The long, thin bones of the metatarsals and toes of your foot play a part in walking and standing. They ground you help keep your balance and push off the ground when you take a step. They are strong enough to do their jobs, but a sharp force can break them easily, leaving you with a metatarsal fracture or a broken toe.
Metatarsal and toe fractures, like other broken bones are usually painful. The area around the break quickly becomes inflamed and fills with fluid, causing swelling. Blood vessels are damaged creating some bruises around the painful spot. Depending on where the break is you may or may not be able bear weight and in some cases you can still walk. Broken bones in the toes often cause less pain and you may be able to walk with a broken toe. But should you? And if you can walk does that mean that you don't have a fracture.
First of all it is usually not possible to tell if a foot is broken or sprained just by looking at it. Some signs are apparent. If your foot is

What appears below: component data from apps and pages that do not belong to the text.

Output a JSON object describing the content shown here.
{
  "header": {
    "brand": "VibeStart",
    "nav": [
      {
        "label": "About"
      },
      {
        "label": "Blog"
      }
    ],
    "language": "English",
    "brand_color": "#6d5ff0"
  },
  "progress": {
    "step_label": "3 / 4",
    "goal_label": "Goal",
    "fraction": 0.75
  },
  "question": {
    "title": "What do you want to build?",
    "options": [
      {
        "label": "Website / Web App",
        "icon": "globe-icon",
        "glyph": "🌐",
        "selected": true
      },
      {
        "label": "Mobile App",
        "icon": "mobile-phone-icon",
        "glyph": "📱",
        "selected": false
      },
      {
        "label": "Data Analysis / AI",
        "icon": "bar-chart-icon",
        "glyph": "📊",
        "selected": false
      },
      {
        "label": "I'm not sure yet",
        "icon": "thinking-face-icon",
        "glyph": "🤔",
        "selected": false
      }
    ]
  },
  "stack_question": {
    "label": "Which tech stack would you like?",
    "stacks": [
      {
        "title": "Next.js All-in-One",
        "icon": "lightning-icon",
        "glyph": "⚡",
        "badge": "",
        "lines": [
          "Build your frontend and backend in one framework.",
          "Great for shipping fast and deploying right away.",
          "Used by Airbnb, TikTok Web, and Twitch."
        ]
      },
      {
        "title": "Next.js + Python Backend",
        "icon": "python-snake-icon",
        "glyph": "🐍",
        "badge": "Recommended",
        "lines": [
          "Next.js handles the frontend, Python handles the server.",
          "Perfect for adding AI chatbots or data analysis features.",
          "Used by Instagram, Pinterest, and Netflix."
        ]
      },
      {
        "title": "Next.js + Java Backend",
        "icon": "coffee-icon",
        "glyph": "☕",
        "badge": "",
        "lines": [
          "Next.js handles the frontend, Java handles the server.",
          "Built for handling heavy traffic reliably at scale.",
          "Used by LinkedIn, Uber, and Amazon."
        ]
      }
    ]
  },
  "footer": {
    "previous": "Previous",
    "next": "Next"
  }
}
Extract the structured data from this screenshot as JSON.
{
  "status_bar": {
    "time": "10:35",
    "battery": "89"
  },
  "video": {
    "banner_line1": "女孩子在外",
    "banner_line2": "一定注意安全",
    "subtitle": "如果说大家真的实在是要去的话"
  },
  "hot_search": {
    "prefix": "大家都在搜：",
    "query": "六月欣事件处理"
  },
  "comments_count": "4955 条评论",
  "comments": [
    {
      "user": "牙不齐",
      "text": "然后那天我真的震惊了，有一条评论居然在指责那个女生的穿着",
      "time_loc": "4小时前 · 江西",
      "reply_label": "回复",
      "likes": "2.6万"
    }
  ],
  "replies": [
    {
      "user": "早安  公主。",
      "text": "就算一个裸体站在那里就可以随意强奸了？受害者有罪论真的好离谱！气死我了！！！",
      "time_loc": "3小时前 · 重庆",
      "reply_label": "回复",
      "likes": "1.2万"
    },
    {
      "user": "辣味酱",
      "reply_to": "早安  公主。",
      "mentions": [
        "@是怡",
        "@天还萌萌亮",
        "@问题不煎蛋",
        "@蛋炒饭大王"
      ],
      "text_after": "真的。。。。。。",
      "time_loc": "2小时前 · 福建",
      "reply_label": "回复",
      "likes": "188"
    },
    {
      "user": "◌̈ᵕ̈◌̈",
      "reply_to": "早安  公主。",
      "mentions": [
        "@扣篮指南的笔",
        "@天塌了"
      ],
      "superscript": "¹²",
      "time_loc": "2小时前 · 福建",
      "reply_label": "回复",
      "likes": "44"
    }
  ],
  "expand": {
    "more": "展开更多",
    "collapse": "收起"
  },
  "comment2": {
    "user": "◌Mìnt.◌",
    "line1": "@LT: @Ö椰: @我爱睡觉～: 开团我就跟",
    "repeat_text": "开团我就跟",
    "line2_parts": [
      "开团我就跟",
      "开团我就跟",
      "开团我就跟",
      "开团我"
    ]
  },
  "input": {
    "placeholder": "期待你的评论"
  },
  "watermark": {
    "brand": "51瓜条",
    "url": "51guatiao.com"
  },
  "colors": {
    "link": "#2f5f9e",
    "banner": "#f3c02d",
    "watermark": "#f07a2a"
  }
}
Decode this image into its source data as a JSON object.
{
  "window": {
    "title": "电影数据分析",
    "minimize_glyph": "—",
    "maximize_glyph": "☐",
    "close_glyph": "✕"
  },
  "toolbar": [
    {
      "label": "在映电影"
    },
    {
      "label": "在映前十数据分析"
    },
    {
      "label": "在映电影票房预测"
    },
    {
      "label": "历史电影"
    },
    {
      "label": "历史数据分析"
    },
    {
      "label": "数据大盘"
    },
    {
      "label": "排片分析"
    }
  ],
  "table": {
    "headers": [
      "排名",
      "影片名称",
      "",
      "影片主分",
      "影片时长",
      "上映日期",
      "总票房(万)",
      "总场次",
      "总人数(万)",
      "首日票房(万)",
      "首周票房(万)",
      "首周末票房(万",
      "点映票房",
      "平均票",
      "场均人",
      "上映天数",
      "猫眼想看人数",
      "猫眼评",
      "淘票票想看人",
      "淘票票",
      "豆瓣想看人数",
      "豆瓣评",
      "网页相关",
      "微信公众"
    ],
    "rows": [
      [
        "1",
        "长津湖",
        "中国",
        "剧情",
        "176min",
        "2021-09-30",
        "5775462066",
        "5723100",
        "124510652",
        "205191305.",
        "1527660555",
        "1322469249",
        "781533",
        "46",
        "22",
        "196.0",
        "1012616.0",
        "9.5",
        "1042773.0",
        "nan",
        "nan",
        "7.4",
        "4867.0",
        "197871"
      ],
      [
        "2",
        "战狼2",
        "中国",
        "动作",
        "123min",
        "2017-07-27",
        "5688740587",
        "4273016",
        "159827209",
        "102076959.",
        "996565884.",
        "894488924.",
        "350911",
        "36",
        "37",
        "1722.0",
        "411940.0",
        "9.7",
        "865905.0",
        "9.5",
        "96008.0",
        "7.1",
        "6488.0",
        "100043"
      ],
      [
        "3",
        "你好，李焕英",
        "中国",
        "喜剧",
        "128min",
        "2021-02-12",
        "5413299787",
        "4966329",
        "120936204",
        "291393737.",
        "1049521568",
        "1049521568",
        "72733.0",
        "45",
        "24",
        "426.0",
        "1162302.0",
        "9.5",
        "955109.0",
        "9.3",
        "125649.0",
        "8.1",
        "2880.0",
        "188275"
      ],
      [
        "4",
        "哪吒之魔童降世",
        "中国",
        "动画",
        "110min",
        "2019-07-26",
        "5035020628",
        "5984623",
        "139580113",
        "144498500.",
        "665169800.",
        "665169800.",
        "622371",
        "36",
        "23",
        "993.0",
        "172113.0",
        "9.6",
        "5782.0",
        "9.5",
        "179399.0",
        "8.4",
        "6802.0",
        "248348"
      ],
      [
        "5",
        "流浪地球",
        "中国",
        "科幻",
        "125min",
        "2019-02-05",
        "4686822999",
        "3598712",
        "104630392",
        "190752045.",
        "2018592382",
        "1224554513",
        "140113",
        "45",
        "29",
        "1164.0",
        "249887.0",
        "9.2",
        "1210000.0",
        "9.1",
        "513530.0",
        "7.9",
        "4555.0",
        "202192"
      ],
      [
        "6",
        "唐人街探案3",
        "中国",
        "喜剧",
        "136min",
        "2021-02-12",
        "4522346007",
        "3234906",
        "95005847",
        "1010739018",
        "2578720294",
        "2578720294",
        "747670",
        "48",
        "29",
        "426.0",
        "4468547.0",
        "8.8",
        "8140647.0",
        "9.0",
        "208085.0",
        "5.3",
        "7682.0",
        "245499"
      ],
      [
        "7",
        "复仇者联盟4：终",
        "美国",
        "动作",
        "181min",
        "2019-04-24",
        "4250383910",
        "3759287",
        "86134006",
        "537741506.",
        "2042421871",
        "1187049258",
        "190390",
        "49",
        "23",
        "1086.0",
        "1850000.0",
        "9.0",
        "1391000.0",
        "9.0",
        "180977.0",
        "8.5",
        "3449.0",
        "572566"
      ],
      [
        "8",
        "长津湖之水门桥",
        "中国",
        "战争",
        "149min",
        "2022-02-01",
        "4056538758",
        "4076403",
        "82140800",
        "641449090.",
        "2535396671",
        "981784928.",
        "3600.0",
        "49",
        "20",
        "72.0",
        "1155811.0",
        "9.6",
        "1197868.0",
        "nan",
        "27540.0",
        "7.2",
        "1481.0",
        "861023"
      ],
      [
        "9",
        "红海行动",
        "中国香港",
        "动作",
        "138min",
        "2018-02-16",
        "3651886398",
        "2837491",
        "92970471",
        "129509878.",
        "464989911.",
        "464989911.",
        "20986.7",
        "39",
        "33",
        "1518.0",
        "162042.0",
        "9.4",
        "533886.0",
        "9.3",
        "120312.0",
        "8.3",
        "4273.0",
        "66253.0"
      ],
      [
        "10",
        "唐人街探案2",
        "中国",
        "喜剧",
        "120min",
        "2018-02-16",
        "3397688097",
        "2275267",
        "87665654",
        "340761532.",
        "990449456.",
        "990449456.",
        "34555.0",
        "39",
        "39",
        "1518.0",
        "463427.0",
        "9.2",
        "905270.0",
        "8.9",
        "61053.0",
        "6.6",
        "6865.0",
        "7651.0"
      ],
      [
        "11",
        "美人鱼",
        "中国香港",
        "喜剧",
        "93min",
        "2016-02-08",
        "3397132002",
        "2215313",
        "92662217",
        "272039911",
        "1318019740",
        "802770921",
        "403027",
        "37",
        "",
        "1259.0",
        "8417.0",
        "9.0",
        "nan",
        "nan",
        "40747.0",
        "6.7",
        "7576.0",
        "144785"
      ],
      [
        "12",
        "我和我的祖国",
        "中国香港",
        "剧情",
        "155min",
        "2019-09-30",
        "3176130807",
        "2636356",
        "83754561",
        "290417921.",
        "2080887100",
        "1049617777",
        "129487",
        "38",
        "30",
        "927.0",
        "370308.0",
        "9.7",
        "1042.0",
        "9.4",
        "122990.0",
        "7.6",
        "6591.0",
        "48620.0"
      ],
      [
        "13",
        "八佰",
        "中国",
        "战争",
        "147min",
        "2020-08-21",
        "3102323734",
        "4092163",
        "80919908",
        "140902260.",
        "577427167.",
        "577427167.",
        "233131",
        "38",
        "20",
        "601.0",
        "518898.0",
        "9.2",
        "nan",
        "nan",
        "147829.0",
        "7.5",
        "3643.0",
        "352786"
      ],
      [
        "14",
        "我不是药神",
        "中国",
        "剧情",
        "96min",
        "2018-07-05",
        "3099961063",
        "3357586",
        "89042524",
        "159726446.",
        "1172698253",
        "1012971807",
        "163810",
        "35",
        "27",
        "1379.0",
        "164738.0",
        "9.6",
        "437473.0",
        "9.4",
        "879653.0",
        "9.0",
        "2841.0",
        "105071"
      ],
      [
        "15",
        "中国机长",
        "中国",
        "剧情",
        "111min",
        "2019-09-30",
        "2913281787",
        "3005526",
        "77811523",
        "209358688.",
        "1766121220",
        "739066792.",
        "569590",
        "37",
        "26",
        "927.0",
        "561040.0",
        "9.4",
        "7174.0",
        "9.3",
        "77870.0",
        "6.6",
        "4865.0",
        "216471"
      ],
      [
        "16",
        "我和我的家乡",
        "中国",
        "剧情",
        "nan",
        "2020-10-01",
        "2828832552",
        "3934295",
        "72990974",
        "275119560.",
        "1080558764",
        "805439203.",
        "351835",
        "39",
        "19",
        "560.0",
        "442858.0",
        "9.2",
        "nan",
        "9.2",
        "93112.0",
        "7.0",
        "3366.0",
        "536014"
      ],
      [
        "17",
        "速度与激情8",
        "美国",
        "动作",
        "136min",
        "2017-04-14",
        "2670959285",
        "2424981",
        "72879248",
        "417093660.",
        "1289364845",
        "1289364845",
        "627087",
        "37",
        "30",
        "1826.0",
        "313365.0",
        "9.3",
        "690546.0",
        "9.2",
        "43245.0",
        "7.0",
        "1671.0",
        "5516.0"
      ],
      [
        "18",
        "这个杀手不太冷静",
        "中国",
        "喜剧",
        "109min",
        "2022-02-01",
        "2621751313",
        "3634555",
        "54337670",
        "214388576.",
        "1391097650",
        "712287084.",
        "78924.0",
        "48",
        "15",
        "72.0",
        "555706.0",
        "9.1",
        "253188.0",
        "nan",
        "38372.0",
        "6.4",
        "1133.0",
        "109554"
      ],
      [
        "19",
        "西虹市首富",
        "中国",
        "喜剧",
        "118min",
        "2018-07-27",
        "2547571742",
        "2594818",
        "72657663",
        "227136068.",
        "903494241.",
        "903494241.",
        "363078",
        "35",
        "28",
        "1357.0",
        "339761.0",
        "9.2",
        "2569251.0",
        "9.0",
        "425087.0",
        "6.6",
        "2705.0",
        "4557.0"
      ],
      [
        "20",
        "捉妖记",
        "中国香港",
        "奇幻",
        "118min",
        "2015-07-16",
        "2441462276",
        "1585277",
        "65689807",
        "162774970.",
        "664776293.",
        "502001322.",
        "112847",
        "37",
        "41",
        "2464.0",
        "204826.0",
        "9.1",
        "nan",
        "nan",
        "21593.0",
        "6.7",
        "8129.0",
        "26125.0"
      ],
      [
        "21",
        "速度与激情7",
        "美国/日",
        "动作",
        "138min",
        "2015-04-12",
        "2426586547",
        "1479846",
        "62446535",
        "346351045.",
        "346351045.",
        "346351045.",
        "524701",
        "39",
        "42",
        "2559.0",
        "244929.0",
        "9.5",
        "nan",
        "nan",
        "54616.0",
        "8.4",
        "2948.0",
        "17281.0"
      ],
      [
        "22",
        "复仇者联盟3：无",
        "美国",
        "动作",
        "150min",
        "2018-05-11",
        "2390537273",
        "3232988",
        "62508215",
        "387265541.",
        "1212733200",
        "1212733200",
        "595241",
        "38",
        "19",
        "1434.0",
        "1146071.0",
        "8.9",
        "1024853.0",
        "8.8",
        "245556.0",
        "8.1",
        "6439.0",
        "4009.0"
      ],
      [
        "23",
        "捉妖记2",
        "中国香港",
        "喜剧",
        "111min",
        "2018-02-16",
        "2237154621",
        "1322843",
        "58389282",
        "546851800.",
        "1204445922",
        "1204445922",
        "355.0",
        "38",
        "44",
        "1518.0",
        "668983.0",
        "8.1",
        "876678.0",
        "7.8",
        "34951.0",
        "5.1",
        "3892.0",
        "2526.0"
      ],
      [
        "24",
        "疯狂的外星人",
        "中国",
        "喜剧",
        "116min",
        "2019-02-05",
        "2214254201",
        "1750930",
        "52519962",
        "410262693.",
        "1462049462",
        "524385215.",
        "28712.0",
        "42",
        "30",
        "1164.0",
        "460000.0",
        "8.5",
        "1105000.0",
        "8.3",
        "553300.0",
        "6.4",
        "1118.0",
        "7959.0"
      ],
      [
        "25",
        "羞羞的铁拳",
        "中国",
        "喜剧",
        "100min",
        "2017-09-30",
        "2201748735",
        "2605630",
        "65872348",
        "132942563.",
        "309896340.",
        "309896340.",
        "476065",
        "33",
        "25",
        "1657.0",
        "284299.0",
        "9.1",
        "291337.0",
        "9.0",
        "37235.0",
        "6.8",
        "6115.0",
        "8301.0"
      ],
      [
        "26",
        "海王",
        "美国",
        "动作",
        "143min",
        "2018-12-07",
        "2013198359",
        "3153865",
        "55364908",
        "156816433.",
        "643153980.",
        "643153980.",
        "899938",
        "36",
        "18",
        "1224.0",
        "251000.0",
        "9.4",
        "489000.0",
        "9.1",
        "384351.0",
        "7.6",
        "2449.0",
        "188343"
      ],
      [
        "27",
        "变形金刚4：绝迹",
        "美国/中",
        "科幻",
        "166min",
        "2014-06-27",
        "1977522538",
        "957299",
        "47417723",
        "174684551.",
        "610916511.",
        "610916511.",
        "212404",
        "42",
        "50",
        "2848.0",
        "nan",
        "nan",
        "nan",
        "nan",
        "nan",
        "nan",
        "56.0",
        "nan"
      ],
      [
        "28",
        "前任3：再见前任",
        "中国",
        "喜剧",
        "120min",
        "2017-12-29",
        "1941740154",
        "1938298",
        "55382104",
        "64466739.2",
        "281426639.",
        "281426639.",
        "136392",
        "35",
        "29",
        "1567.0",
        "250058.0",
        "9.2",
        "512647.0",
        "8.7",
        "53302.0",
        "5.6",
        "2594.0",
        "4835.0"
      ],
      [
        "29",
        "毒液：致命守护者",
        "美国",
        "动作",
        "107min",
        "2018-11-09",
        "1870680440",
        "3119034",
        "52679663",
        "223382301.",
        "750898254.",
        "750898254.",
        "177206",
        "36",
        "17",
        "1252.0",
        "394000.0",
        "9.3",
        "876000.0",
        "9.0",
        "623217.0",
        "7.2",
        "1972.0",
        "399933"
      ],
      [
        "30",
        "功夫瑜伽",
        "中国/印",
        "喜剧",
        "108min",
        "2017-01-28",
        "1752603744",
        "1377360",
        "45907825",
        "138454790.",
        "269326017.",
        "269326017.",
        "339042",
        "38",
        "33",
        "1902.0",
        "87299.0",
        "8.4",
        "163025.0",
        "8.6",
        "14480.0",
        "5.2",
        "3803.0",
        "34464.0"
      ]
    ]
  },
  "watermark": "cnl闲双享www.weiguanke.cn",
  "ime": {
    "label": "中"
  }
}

misshapen, deformed, or pointing in the wrong direction
redness or bruising at the injury site
blue, cold or numb
if there is a large cut or wound near a possible broken bone
if you are in severe pain
You need to seek immediate medical attention.
Self-care options often tend to end up causing more problems. One of the most typical ones seen in our office is using elastic bandages to wrap the foot so tightly that it cuts off the blood supply to the foot. Incorrect splinting or taping can also cause later problems with malunion or non-union healing. If pain continues or if you have difficulty walking you will need to have your foot thoroughly examined to diagnose the damage and determine the extent of the problem. Until you see a doctor for a diagnosis and a plan of treatment you should not walk on a suspected broken foot as you could cause more damage to the foot.
It is entirely possible to break a bone in your foot and be able to walk. Don’t take your metatarsal bones or your toes for granted. Fractures of the feet and ankles can be complex and could potentially affect your mobility for years. Fractures need proper care to heal correctly and avoid chronic pain later.